Carrots are high in vitamin A and provide a natural source of beta carotene. They also contain antioxidants and potassium, which can help reduce inflammation in chickens. Feeding your chickens carrots can benefit their eye health and overall immune system.
Broccoli is a powerhouse of nutrition and an excellent source of vitamins C and K, fiber, and antioxidants. Feeding your chickens broccoli can help strengthen their immune system and promote healthy digestion.
Peas are a rich source of vitamins A, C, and K, as well as fiber and protein. They can benefit your chickens’ digestive health and support their overall immune system. Feeding your chickens peas can also help maintain their energy levels and promote a healthy weight.
Beets are high in fiber, antioxidants, and essential minerals like potassium, magnesium, and folate. Feeding your chickens beets can help improve their heart health and support healthy liver function.
Offering your chickens a variety of vegetables can benefit their overall health and well-being. In addition to acorn squash, consider incorporating leafy greens, carrots, broccoli, peas, and beets into their diet. By providing them with a balanced and diverse range of nutrients, you can help your chickens thrive and lead healthy lives.
Monitoring Your Chickens’ Diet and Health
After incorporating acorn squash into your chickens’ diet or making any dietary changes, it’s crucial to monitor their health regularly. Here are some essential aspects to consider when assessing their diet and overall well-being:
Signs of a Balanced Diet
A balanced diet for chickens includes a mix of protein, carbohydrates, fiber, vitamins, and minerals. Signs that your chickens are getting a balanced diet may include:
- Healthy feathers, skin, and beaks
- Sturdy legs and feet
- Proper egg production, if applicable
- Active and alert behavior
If you notice any significant changes in these areas, it may be indicative of an imbalanced diet or other health issues.
Potential Dietary Deficiencies
Chickens may experience various dietary deficiencies if their diet lacks certain nutrients. Common deficiencies include:
- Protein deficiency: May result in poor feather growth and reduced egg production
- Calcium deficiency: May lead to brittle or thin-shelled eggs and weak bones
- Vitamin deficiency: May cause health issues like reduced immunity and lethargy
If you suspect your chickens may be experiencing a dietary deficiency, consider adjusting their diet or consulting with a veterinarian.
Maintaining Overall Health
In addition to a balanced diet, maintaining your chickens’ overall health involves other factors like proper housing, clean water, and regular veterinary check-ups. Ensure their living environment is clean and comfortable, free from predators and disease, and up-to-date on any necessary vaccinations.

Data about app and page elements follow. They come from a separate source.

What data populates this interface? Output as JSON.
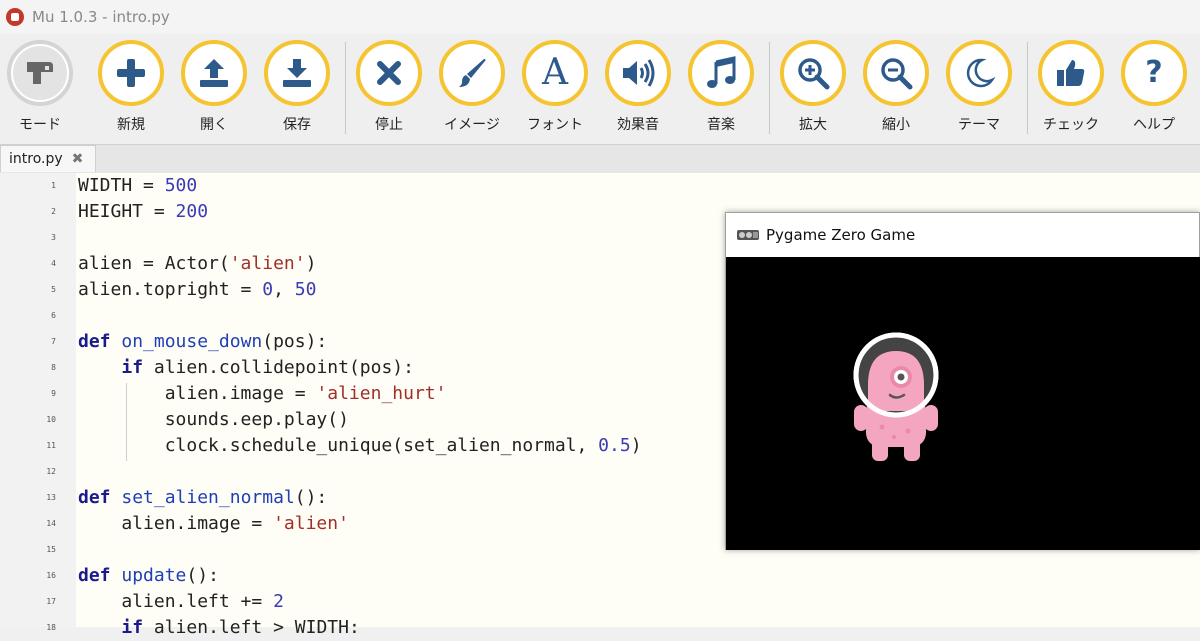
{
  "window": {
    "title": "Mu 1.0.3 - intro.py"
  },
  "toolbar": {
    "buttons": [
      {
        "label": "モード",
        "icon": "mode-icon"
      },
      {
        "label": "新規",
        "icon": "plus-icon"
      },
      {
        "label": "開く",
        "icon": "upload-icon"
      },
      {
        "label": "保存",
        "icon": "download-icon"
      },
      {
        "label": "停止",
        "icon": "close-icon"
      },
      {
        "label": "イメージ",
        "icon": "paintbrush-icon"
      },
      {
        "label": "フォント",
        "icon": "font-icon"
      },
      {
        "label": "効果音",
        "icon": "speaker-icon"
      },
      {
        "label": "音楽",
        "icon": "music-note-icon"
      },
      {
        "label": "拡大",
        "icon": "zoom-in-icon"
      },
      {
        "label": "縮小",
        "icon": "zoom-out-icon"
      },
      {
        "label": "テーマ",
        "icon": "moon-icon"
      },
      {
        "label": "チェック",
        "icon": "thumbs-up-icon"
      },
      {
        "label": "ヘルプ",
        "icon": "help-icon"
      }
    ]
  },
  "tab": {
    "label": "intro.py",
    "close": "✖"
  },
  "editor": {
    "lines": [
      {
        "n": "1",
        "code": "WIDTH = 500"
      },
      {
        "n": "2",
        "code": "HEIGHT = 200"
      },
      {
        "n": "3",
        "code": ""
      },
      {
        "n": "4",
        "code": "alien = Actor('alien')"
      },
      {
        "n": "5",
        "code": "alien.topright = 0, 50"
      },
      {
        "n": "6",
        "code": ""
      },
      {
        "n": "7",
        "code": "def on_mouse_down(pos):"
      },
      {
        "n": "8",
        "code": "    if alien.collidepoint(pos):"
      },
      {
        "n": "9",
        "code": "        alien.image = 'alien_hurt'"
      },
      {
        "n": "10",
        "code": "        sounds.eep.play()"
      },
      {
        "n": "11",
        "code": "        clock.schedule_unique(set_alien_normal, 0.5)"
      },
      {
        "n": "12",
        "code": ""
      },
      {
        "n": "13",
        "code": "def set_alien_normal():"
      },
      {
        "n": "14",
        "code": "    alien.image = 'alien'"
      },
      {
        "n": "15",
        "code": ""
      },
      {
        "n": "16",
        "code": "def update():"
      },
      {
        "n": "17",
        "code": "    alien.left += 2"
      },
      {
        "n": "18",
        "code": "    if alien.left > WIDTH:"
      }
    ]
  },
  "game_window": {
    "title": "Pygame Zero Game",
    "icon": "pygame-icon"
  },
  "colors": {
    "keyword": "#1a1a8c",
    "function": "#1f3fb5",
    "string": "#a0302a",
    "number": "#3b3bb5",
    "accent": "#f5c430",
    "icon": "#2d5a8a",
    "alien": "#f4a6c0"
  }
}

By monitoring your chickens’ diet and overall health, you can ensure they are living their best lives. Stay attentive to their needs and make any necessary adjustments to promote their well-being.